App and web page records

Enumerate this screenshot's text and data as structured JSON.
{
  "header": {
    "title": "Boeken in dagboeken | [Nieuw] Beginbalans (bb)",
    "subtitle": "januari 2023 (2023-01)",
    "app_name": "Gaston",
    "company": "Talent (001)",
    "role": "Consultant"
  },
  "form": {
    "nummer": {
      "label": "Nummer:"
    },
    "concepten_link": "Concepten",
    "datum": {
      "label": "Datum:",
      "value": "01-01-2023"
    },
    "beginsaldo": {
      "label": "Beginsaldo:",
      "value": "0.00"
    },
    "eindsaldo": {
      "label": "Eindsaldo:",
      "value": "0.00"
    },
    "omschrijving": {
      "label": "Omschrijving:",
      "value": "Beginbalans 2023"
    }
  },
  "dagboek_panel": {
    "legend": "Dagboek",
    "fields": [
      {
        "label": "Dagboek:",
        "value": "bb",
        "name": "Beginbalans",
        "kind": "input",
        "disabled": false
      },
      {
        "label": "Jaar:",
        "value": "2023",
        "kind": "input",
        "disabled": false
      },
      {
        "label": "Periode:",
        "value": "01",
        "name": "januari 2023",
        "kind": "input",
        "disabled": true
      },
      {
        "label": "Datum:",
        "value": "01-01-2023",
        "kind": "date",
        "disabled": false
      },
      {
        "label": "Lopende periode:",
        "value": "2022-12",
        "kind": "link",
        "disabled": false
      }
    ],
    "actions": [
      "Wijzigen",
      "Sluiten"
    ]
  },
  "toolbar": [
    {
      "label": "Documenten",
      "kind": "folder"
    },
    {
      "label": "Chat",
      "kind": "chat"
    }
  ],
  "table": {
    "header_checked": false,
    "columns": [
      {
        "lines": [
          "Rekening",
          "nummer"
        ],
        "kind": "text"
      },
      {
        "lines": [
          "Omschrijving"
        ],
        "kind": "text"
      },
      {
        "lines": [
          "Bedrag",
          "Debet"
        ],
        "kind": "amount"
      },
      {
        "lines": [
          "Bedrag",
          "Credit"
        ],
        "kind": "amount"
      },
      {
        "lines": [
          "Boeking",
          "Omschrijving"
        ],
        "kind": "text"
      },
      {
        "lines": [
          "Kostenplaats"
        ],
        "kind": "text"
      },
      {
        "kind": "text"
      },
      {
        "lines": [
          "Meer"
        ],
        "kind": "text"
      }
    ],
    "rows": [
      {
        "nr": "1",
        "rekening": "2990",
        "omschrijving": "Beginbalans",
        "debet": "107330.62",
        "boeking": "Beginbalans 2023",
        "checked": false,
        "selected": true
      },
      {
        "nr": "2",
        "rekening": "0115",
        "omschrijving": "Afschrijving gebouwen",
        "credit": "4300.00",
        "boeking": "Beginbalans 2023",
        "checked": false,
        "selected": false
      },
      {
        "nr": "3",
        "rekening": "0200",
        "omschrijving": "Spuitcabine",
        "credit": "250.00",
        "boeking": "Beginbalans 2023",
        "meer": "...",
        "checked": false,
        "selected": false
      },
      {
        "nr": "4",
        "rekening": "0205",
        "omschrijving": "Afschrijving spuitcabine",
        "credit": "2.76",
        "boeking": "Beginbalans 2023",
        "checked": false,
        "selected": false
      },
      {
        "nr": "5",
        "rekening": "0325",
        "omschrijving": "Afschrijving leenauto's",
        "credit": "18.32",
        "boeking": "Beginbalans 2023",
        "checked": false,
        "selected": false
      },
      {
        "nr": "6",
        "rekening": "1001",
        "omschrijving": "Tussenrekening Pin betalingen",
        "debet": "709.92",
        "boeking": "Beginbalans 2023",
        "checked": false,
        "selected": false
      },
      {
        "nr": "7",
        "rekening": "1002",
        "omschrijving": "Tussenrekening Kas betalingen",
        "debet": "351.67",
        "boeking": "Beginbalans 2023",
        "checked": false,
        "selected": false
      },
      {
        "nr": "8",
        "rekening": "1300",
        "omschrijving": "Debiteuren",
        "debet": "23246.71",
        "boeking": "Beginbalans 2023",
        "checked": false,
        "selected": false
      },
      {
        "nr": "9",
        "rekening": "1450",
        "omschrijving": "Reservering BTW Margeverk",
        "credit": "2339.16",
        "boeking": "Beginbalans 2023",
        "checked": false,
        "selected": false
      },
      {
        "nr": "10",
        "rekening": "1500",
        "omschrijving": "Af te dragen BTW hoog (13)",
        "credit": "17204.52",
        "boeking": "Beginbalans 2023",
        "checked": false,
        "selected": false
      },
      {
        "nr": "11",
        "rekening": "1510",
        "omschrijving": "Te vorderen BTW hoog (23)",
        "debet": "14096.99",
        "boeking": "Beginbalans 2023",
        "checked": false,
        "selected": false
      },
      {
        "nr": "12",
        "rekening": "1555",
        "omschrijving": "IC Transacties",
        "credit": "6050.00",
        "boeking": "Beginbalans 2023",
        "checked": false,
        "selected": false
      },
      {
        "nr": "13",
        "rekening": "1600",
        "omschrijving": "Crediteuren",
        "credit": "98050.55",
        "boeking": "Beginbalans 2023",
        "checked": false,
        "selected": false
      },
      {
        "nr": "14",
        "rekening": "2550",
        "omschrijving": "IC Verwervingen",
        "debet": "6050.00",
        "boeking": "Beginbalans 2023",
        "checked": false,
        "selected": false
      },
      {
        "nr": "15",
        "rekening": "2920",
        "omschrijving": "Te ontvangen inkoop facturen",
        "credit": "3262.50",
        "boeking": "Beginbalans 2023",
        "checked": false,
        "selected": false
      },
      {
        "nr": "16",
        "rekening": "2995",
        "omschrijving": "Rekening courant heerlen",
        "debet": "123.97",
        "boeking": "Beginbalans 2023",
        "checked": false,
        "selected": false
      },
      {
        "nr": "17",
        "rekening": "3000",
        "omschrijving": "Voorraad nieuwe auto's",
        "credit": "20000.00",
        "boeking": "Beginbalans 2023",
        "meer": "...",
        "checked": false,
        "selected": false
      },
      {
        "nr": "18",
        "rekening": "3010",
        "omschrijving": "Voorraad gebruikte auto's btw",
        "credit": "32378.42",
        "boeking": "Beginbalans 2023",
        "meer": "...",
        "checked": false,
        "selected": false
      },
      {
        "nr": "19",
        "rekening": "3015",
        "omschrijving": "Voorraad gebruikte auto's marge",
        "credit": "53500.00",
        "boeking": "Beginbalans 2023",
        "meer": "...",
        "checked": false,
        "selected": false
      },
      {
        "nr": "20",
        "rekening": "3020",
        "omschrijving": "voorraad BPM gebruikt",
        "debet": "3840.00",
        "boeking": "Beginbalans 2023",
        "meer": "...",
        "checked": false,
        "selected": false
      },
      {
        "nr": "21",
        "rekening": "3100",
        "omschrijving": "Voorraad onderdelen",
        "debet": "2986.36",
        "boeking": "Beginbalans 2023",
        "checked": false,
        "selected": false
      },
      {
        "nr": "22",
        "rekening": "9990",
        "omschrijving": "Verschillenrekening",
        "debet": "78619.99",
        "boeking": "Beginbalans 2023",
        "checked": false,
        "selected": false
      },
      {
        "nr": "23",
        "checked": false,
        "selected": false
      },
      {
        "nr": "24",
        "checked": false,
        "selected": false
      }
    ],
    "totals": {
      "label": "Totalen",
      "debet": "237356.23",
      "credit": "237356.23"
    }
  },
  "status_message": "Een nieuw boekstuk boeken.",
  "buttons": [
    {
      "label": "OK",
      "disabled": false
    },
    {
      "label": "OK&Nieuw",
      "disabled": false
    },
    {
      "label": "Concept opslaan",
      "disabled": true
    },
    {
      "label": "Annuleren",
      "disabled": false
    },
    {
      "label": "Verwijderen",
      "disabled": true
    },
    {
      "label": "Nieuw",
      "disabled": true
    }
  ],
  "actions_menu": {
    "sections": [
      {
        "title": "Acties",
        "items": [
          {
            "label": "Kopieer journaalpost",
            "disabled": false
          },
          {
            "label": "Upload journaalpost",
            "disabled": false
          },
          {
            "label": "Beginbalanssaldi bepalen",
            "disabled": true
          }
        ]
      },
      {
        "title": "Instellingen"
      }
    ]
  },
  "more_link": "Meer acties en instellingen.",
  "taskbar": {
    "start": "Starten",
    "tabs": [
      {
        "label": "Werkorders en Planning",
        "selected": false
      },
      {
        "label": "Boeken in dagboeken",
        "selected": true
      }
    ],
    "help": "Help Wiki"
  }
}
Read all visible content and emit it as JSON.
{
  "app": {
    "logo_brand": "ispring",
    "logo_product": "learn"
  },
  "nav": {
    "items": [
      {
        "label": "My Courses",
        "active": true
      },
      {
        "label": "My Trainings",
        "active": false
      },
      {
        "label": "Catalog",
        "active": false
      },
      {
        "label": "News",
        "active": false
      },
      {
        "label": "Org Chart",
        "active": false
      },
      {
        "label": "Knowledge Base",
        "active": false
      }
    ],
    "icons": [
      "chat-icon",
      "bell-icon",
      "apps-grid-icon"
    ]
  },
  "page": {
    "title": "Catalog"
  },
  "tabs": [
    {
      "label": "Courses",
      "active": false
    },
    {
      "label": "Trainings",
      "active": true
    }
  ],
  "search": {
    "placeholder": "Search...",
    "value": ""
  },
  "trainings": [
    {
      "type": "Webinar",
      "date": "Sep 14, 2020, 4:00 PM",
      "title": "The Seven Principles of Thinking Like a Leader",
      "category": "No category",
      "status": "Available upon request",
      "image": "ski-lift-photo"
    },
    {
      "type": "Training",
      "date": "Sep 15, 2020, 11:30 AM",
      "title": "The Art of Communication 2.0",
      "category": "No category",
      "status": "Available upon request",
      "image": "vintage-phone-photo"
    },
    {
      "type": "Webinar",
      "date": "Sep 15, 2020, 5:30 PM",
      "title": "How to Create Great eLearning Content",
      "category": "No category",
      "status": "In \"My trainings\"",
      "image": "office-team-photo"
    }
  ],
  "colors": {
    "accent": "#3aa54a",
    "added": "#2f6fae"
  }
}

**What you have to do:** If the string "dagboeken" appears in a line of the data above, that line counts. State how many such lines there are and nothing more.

**Result of this exercise:** 2